THE idea of a war memorial for Bishop Auckland was first raised in the autumn of 1916, just after the Battle of the Somme, and fund-raising began in earnest in 1920.

The 17ft granite monument, which cost £865 from a Newcastle sculptor, was unveiled on September 13, 1922, by Sir General Ivor Maxse, who had commanded forces in northern France. He said it was dedicated to the 357 men of Bishop Auckland and South Church who had died out of the 2,025 from the two parishes who had enlisted.

“Notwithstanding the wretched weather conditions, hundreds of people, including a large percentage of relatives of the fallen, witnessed the ceremony,” said The Northern Echo. “Owing to the inclemency of the weather, the bishop of Durham refrained from giving an address.”

With the rain falling in torrents, Cllr Mrs Greenwood, wife of the chairman of the urban district council, laid the first wreath in memory of her son, John, who had been killed in the conflict.
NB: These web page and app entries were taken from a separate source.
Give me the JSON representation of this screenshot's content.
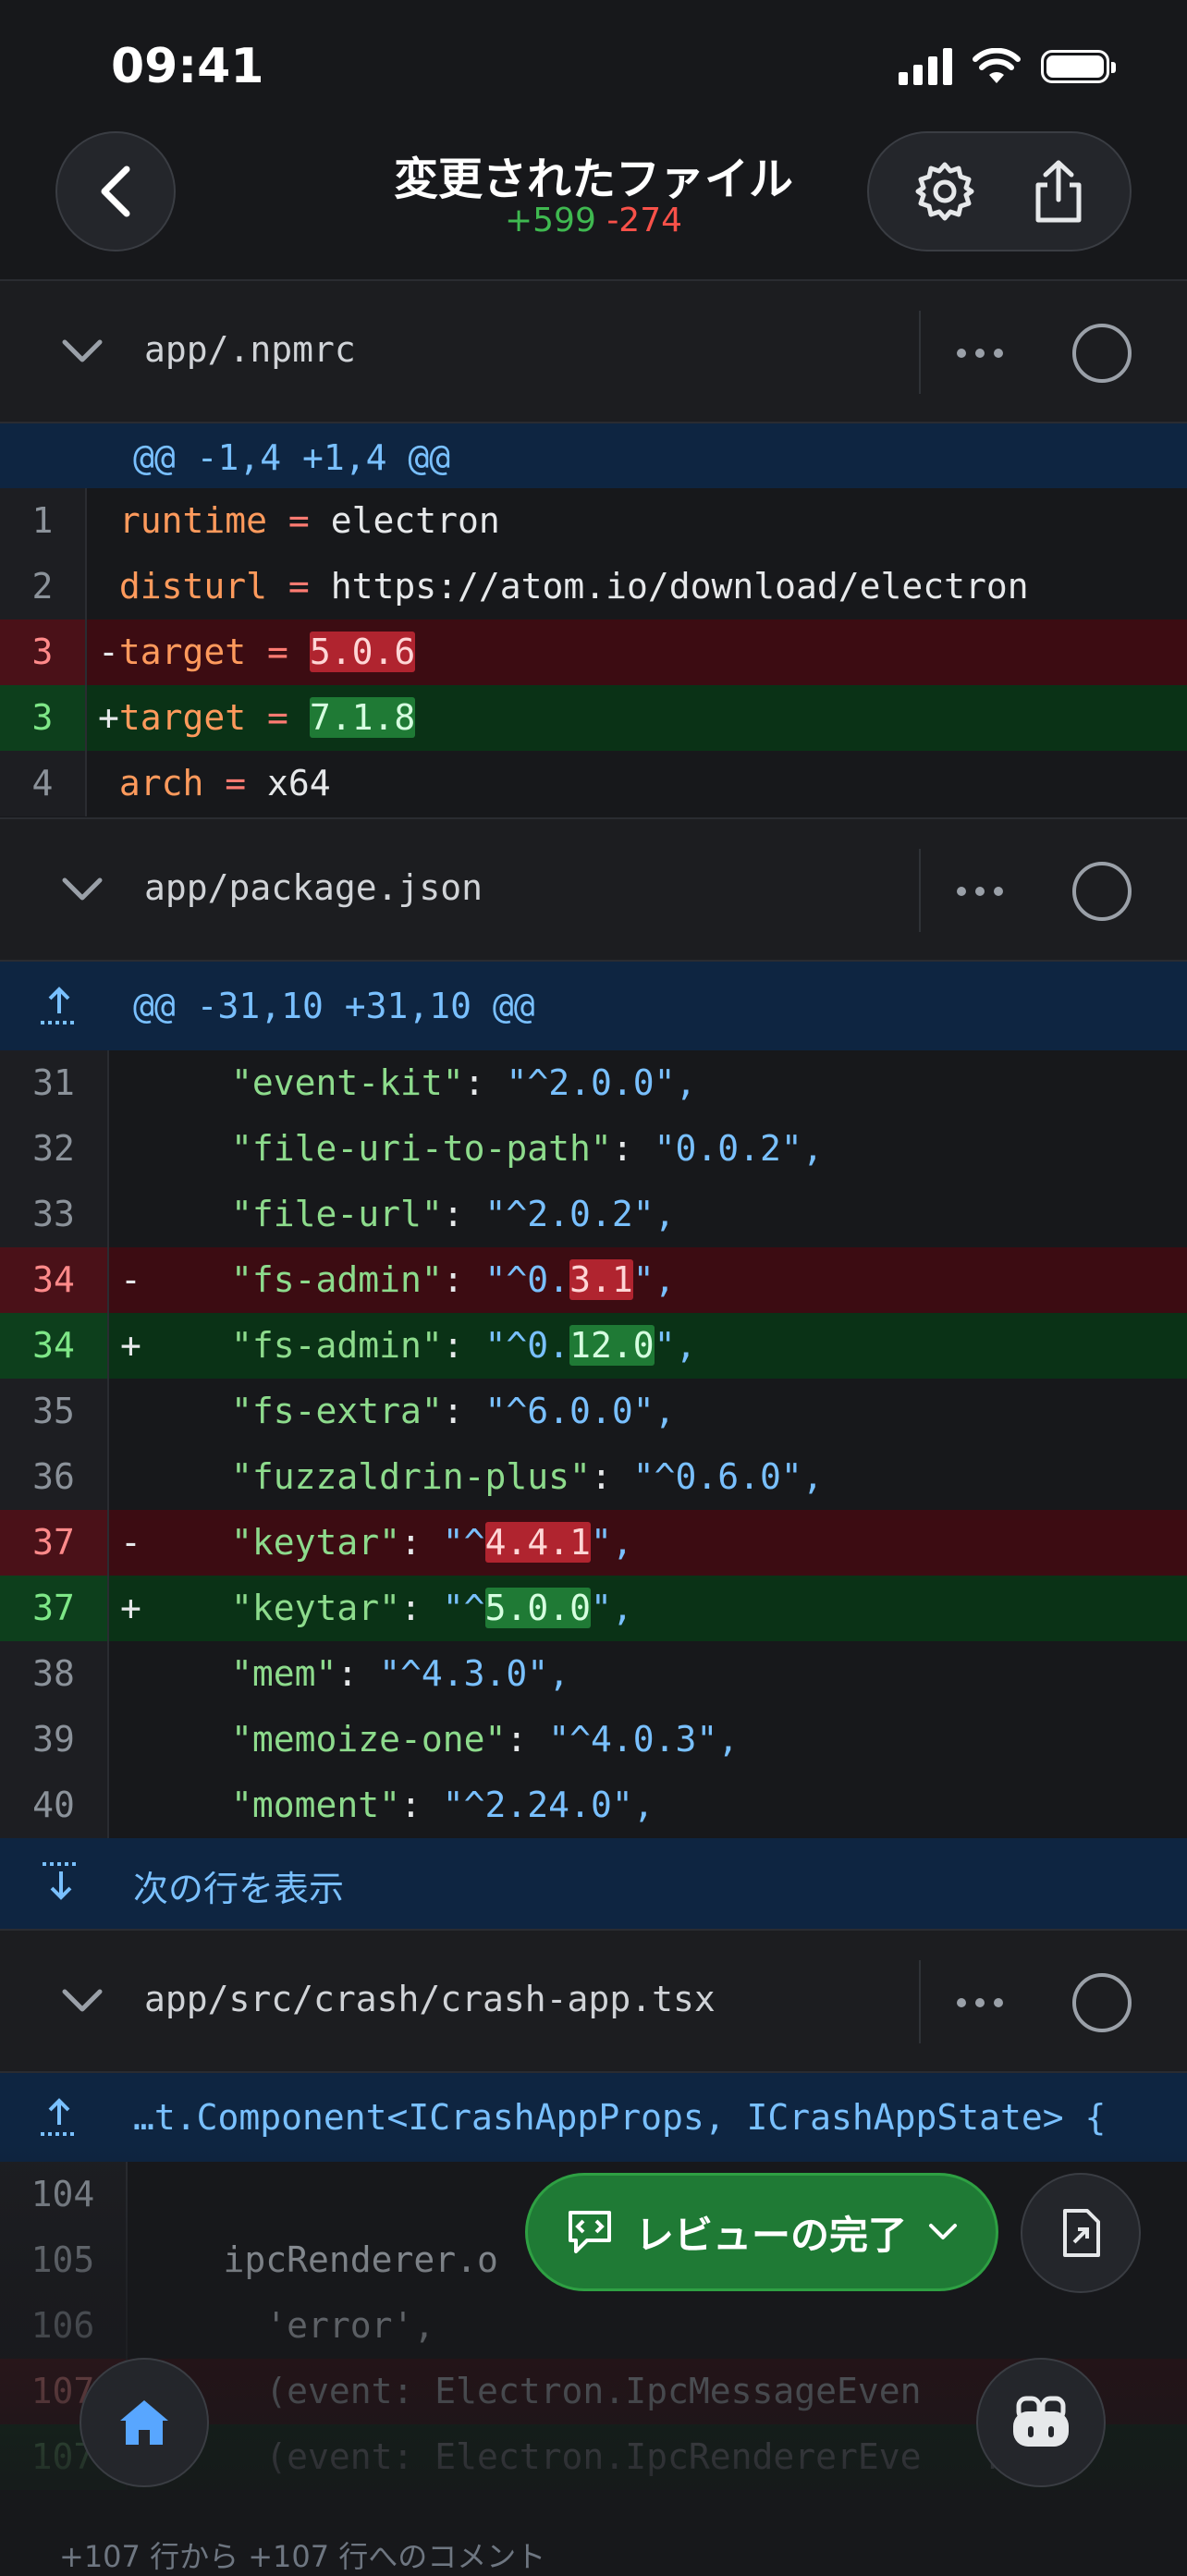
{
  "status": {
    "time": "09:41"
  },
  "header": {
    "title": "変更されたファイル",
    "additions": "+599",
    "deletions": "-274"
  },
  "files": [
    {
      "path": "app/.npmrc",
      "hunk": "@@ -1,4 +1,4 @@",
      "lines": [
        {
          "n": "1",
          "t": "ctx",
          "pre": " ",
          "k": "runtime",
          "v": "electron"
        },
        {
          "n": "2",
          "t": "ctx",
          "pre": " ",
          "k": "disturl",
          "v": "https://atom.io/download/electron"
        },
        {
          "n": "3",
          "t": "rm",
          "pre": "-",
          "k": "target",
          "v": "5.0.6"
        },
        {
          "n": "3",
          "t": "ad",
          "pre": "+",
          "k": "target",
          "v": "7.1.8"
        },
        {
          "n": "4",
          "t": "ctx",
          "pre": " ",
          "k": "arch",
          "v": "x64"
        }
      ]
    },
    {
      "path": "app/package.json",
      "hunk": "@@ -31,10 +31,10 @@",
      "lines": [
        {
          "n": "31",
          "t": "ctx",
          "sign": "",
          "key": "\"event-kit\"",
          "vpre": "\"^2.0.0\"",
          "vhl": "",
          "vpost": ",",
          "": ""
        },
        {
          "n": "32",
          "t": "ctx",
          "sign": "",
          "key": "\"file-uri-to-path\"",
          "vpre": "\"0.0.2\"",
          "vhl": "",
          "vpost": ","
        },
        {
          "n": "33",
          "t": "ctx",
          "sign": "",
          "key": "\"file-url\"",
          "vpre": "\"^2.0.2\"",
          "vhl": "",
          "vpost": ","
        },
        {
          "n": "34",
          "t": "rm",
          "sign": "-",
          "key": "\"fs-admin\"",
          "vpre": "\"^0.",
          "vhl": "3.1",
          "vpost": "\","
        },
        {
          "n": "34",
          "t": "ad",
          "sign": "+",
          "key": "\"fs-admin\"",
          "vpre": "\"^0.",
          "vhl": "12.0",
          "vpost": "\","
        },
        {
          "n": "35",
          "t": "ctx",
          "sign": "",
          "key": "\"fs-extra\"",
          "vpre": "\"^6.0.0\"",
          "vhl": "",
          "vpost": ","
        },
        {
          "n": "36",
          "t": "ctx",
          "sign": "",
          "key": "\"fuzzaldrin-plus\"",
          "vpre": "\"^0.6.0\"",
          "vhl": "",
          "vpost": ","
        },
        {
          "n": "37",
          "t": "rm",
          "sign": "-",
          "key": "\"keytar\"",
          "vpre": "\"^",
          "vhl": "4.4.1",
          "vpost": "\","
        },
        {
          "n": "37",
          "t": "ad",
          "sign": "+",
          "key": "\"keytar\"",
          "vpre": "\"^",
          "vhl": "5.0.0",
          "vpost": "\","
        },
        {
          "n": "38",
          "t": "ctx",
          "sign": "",
          "key": "\"mem\"",
          "vpre": "\"^4.3.0\"",
          "vhl": "",
          "vpost": ","
        },
        {
          "n": "39",
          "t": "ctx",
          "sign": "",
          "key": "\"memoize-one\"",
          "vpre": "\"^4.0.3\"",
          "vhl": "",
          "vpost": ","
        },
        {
          "n": "40",
          "t": "ctx",
          "sign": "",
          "key": "\"moment\"",
          "vpre": "\"^2.24.0\"",
          "vhl": "",
          "vpost": ","
        }
      ],
      "show_more": "次の行を表示"
    },
    {
      "path": "app/src/crash/crash-app.tsx",
      "hunk": "…t.Component<ICrashAppProps, ICrashAppState> {",
      "lines": [
        {
          "n": "104",
          "t": "ctx",
          "text": ""
        },
        {
          "n": "105",
          "t": "ctx",
          "text": "    ipcRenderer.o"
        },
        {
          "n": "106",
          "t": "ctx",
          "text": "      'error',"
        },
        {
          "n": "107",
          "t": "rm",
          "text": "      (event: Electron.IpcMessageEven   rashD"
        },
        {
          "n": "107",
          "t": "ad",
          "text": "      (event: Electron.IpcRendererEve   rash"
        }
      ]
    }
  ],
  "review_button": {
    "label": "レビューの完了"
  },
  "comment_note": "+107 行から +107 行へのコメント",
  "colors": {
    "add": "#3fb950",
    "delete": "#f85149",
    "hunk_bg": "#0e2541",
    "accent_green": "#1f7a35"
  },
  "icons": [
    "back-chevron-icon",
    "gear-icon",
    "share-icon",
    "chevron-down-icon",
    "more-icon",
    "circle-icon",
    "expand-up-icon",
    "expand-down-icon",
    "comment-icon",
    "file-diff-icon",
    "home-icon",
    "copilot-icon"
  ]
}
There was some criticism about the location of the memorial, which was placed away from the town centre in Station Approach on land belonging to the North Eastern Railway. This was thought appropriate because many men going off to the frontline left the town by train.
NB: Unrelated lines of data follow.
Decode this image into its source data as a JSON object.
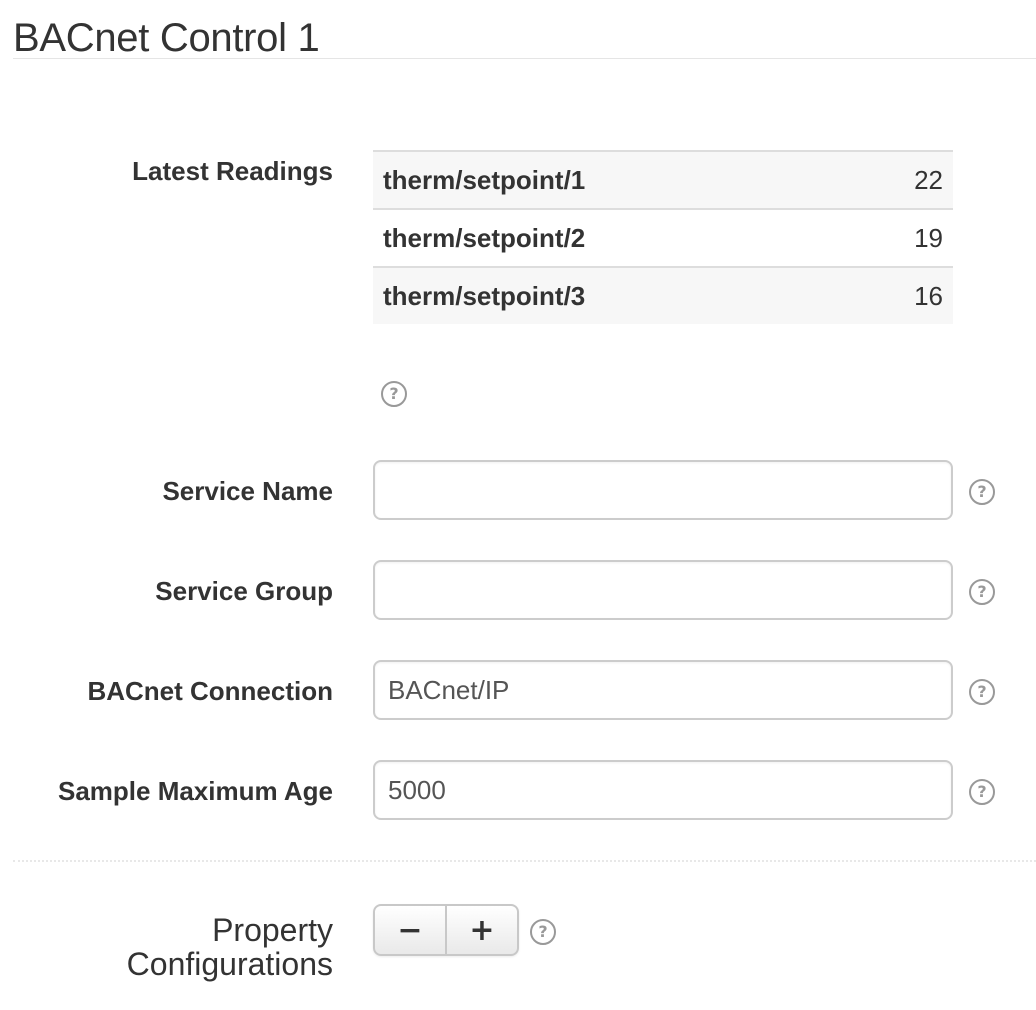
{
  "page": {
    "title": "BACnet Control 1"
  },
  "latest_readings": {
    "label": "Latest Readings",
    "rows": [
      {
        "property": "therm/setpoint/1",
        "value": "22"
      },
      {
        "property": "therm/setpoint/2",
        "value": "19"
      },
      {
        "property": "therm/setpoint/3",
        "value": "16"
      }
    ]
  },
  "help_icon_glyph": "?",
  "fields": {
    "service_name": {
      "label": "Service Name",
      "value": ""
    },
    "service_group": {
      "label": "Service Group",
      "value": ""
    },
    "bacnet_connection": {
      "label": "BACnet Connection",
      "value": "BACnet/IP"
    },
    "sample_maximum_age": {
      "label": "Sample Maximum Age",
      "value": "5000"
    }
  },
  "property_configurations": {
    "label": "Property Configurations",
    "remove_label": "−",
    "add_label": "+"
  },
  "icons": {
    "help": "question-circle-icon",
    "remove": "minus-icon",
    "add": "plus-icon"
  }
}
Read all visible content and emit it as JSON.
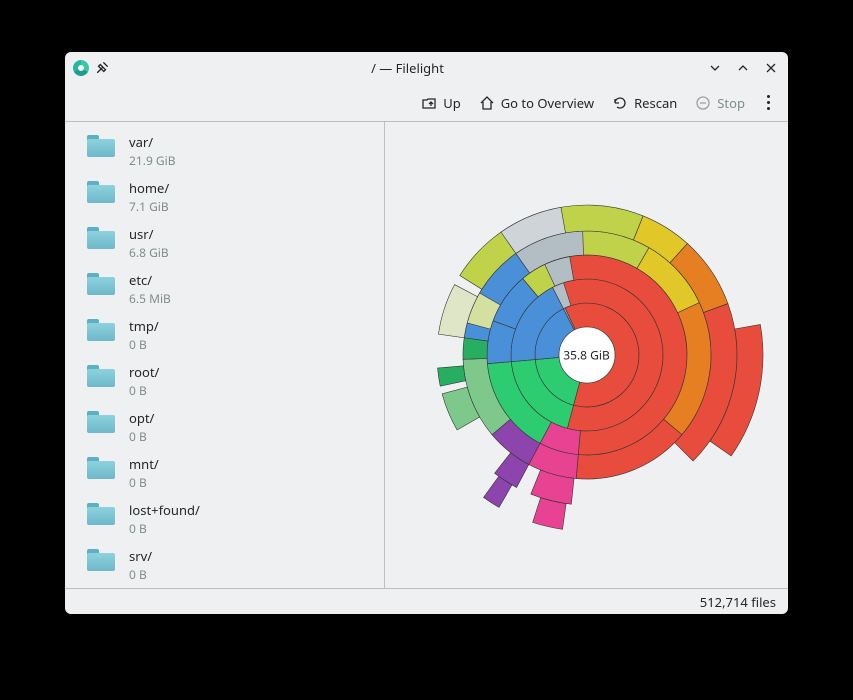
{
  "window": {
    "title": "/ — Filelight"
  },
  "toolbar": {
    "up": "Up",
    "overview": "Go to Overview",
    "rescan": "Rescan",
    "stop": "Stop"
  },
  "sidebar": {
    "items": [
      {
        "name": "var/",
        "size": "21.9 GiB"
      },
      {
        "name": "home/",
        "size": "7.1 GiB"
      },
      {
        "name": "usr/",
        "size": "6.8 GiB"
      },
      {
        "name": "etc/",
        "size": "6.5 MiB"
      },
      {
        "name": "tmp/",
        "size": "0 B"
      },
      {
        "name": "root/",
        "size": "0 B"
      },
      {
        "name": "opt/",
        "size": "0 B"
      },
      {
        "name": "mnt/",
        "size": "0 B"
      },
      {
        "name": "lost+found/",
        "size": "0 B"
      },
      {
        "name": "srv/",
        "size": "0 B"
      }
    ]
  },
  "chart_data": {
    "type": "sunburst",
    "center_label": "35.8 GiB",
    "total_label": "35.8 GiB",
    "unit": "GiB",
    "rings": 5,
    "root": {
      "name": "/",
      "value": 35.8,
      "children": [
        {
          "name": "var/",
          "value": 21.9,
          "color": "#e74c3c"
        },
        {
          "name": "home/",
          "value": 7.1,
          "color": "#2ecc71"
        },
        {
          "name": "usr/",
          "value": 6.8,
          "color": "#3498db"
        },
        {
          "name": "etc/",
          "value": 0.006,
          "color": "#9b59b6"
        },
        {
          "name": "tmp/",
          "value": 0,
          "color": "#95a5a6"
        },
        {
          "name": "root/",
          "value": 0,
          "color": "#95a5a6"
        },
        {
          "name": "opt/",
          "value": 0,
          "color": "#95a5a6"
        },
        {
          "name": "mnt/",
          "value": 0,
          "color": "#95a5a6"
        },
        {
          "name": "lost+found/",
          "value": 0,
          "color": "#95a5a6"
        },
        {
          "name": "srv/",
          "value": 0,
          "color": "#95a5a6"
        }
      ]
    },
    "ring_colors_outer": [
      "#c0d24a",
      "#e1c728",
      "#e67e22",
      "#d35400",
      "#e84393",
      "#8e44ad",
      "#b2bec3",
      "#4a90d9",
      "#27ae60",
      "#7fc88c"
    ]
  },
  "statusbar": {
    "files": "512,714 files"
  }
}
However, the Beeching Axe of the 1960s cut Bishop Auckland’s train services, and the station yard was turned into a supermarket. In 1973, therefore, the war memorial was dismantled and taken to the Market Place, where it also commemorates local men who died in the Second World War, the Korean War, the Falklands War and Afghanistan.